Add configuration to file end. This will configure DHCP – dynamic ip configuration – for the Arduino clients accessing the MQTT server.
# DHCP active for wireless interface interface=wlan0 # Ignore DHCP for eth0 (that will be handled by the LAN router - FritzBox or similar) no-dhcp-interface=eth0 # IPv4 address and leasetime dhcp-range=192.168.1.100,192.168.1.150,24h # DNS dhcp-option=option:dns-server,192.168.1.1
Test configuration and restart service.
# Test dnsmasq dnsmasq --test -C /etc/dnsmasq.conf # Restart service now sudo systemctl restart dnsmasq # Enable service for system start sudo systemctl enable dnsmasq
Add option in /etc/dhcpcd.conf
Install hostapd WiFi access point.
sudo apt -y install hostapd
Configure the WiFi accesspoint. DHCP
interface=wlan0 ssid=ArduinoSensor channel=1 hw_mode=g ieee80211n=1 ieee80211d=1 country_code=DE wmm_enabled=1 auth_algs=1 wpa=2 wpa_key_mgmt=WPA-PSK rsn_pairwise=CCMP wpa_passphrase=ArduinoSensorNetwork
Make file unreadable by any other system user.
sudo chmod 600 /etc/hostapd/hostapd.conf
Change the option to the proper configuration file to be used at startup by default.
Enable hostapd at system start.
sudo systemctl enable hostapd sudo service hostapd start
Test the WiFi Hotspot. Output should contain “active”.
sudo service hostapd status
Info: Connected devices don’t have Internet access! If desired, routing directives will have to be added to iptables.

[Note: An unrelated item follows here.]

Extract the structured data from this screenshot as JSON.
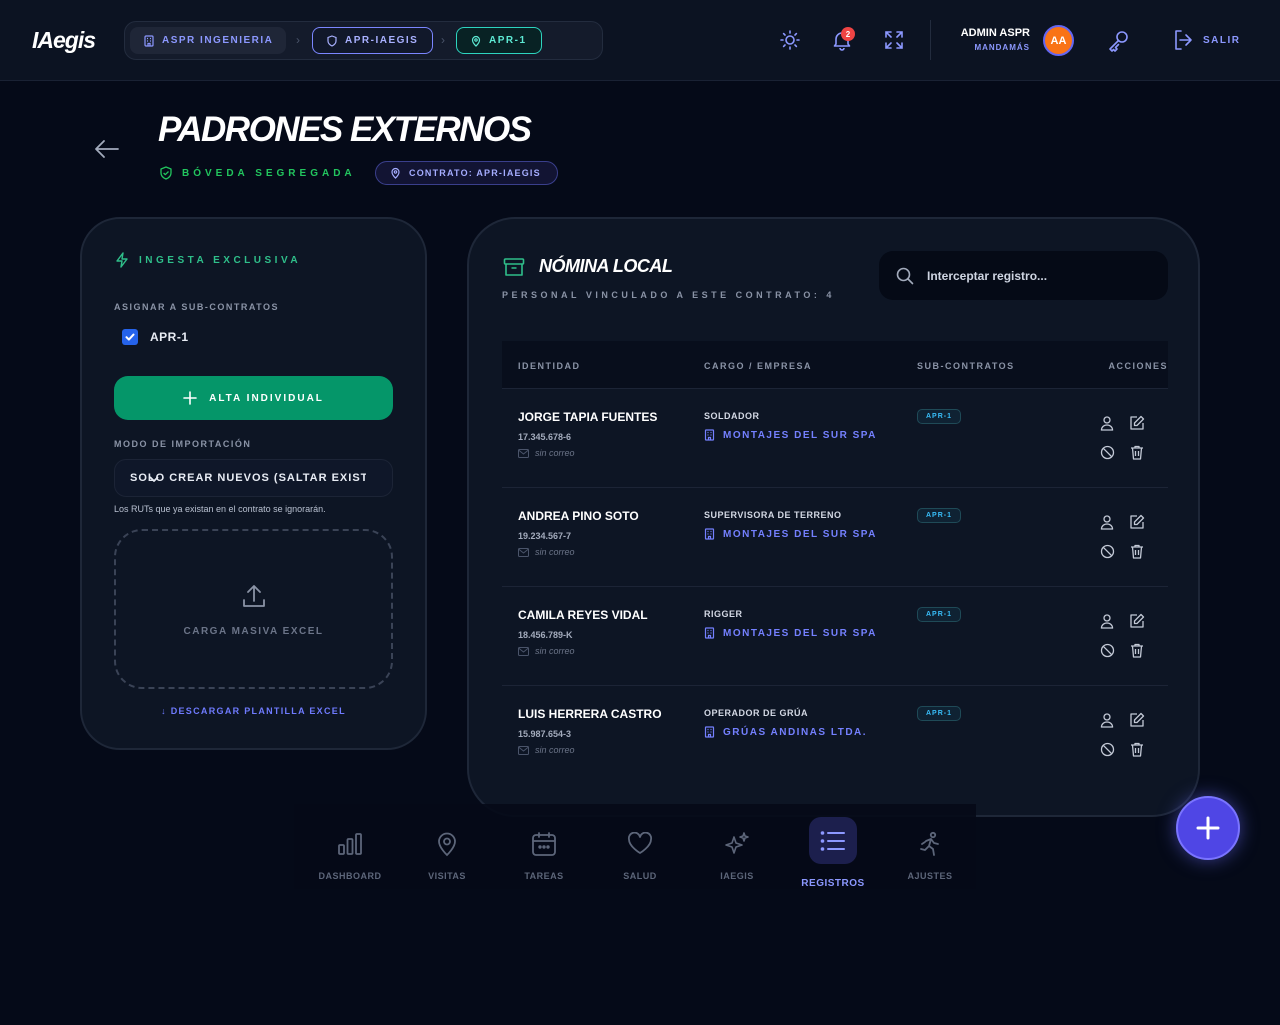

The sensors do need some micro-assembly. For this purpose Wemos D1 mini is used and for quick demo a I2C sensor (BMP180) is added.
D1 – CLK BMP180
D2 – DATA BMP180
3V – V+ BMP180
GND – GND BMP180
RST + D0 = Deep Sleep enable
My sensor sketch: https://gist.github.com/screenzone/7ddbb18b94b2acc2e8ad526dc503ad16
This sketch will work on Wemos D1 mini and can be easily extended and improved.
Necessary Arduino libraries:
Also have a look at Mongoose OS as alternative to this Arduino based solution.
Make data appear on display
Use the Arduino sketch to generate some sensor data. Afterwars a grafana dashboard can be built using influxdb as data source.
To launch the chrome as kiosk mode remotely via SSH use (change the url):
/usr/bin/chromium-browser --noerrordialogs --disable-session-crashed-bubble --disable-infobars --disable-translate --display=:0 --kiosk http://localhost:3000/dashboard/db/dashboard?refresh=1s&orgId=1&theme=light
If the touch capability of the TFT needs to be disabled:
# Disable touch (as root) echo 1 > /sys/class/input/input0/device/disable
That’s it! Don’t hesitate to ask in the comments. A few detailed steps were skipped.
Writing this article took far more time than expected.
Mini how-to’s to operate this setup on a cheap Linux VPS is going to follow soon. Maybe there will be some youtube content 😉